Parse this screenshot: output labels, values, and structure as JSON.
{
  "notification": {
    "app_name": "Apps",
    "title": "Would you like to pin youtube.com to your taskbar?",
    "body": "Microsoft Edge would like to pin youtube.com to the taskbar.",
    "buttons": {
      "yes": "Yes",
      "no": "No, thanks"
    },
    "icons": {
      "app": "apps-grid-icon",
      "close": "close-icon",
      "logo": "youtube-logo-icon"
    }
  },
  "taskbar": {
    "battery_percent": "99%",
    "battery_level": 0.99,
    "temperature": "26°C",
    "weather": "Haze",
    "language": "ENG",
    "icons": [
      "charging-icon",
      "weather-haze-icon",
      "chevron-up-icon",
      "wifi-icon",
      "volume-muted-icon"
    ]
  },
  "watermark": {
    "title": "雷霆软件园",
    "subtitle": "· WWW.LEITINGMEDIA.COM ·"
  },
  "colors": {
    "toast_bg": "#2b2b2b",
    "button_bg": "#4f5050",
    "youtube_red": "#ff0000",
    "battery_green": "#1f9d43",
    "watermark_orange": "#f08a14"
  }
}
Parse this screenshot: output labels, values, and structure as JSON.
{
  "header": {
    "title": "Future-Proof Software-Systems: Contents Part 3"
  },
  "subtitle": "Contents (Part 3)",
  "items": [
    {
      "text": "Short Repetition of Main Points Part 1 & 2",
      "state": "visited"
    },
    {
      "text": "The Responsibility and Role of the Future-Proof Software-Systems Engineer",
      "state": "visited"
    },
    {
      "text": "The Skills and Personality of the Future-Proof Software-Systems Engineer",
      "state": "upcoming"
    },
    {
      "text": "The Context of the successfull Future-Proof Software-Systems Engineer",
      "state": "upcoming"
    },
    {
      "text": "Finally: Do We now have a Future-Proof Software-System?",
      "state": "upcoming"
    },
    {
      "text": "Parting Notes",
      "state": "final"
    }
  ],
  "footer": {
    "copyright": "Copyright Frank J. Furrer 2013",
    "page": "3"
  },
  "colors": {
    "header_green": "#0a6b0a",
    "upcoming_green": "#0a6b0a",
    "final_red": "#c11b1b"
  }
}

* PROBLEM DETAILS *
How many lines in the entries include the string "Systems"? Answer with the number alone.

* RESPONSE BELOW *
4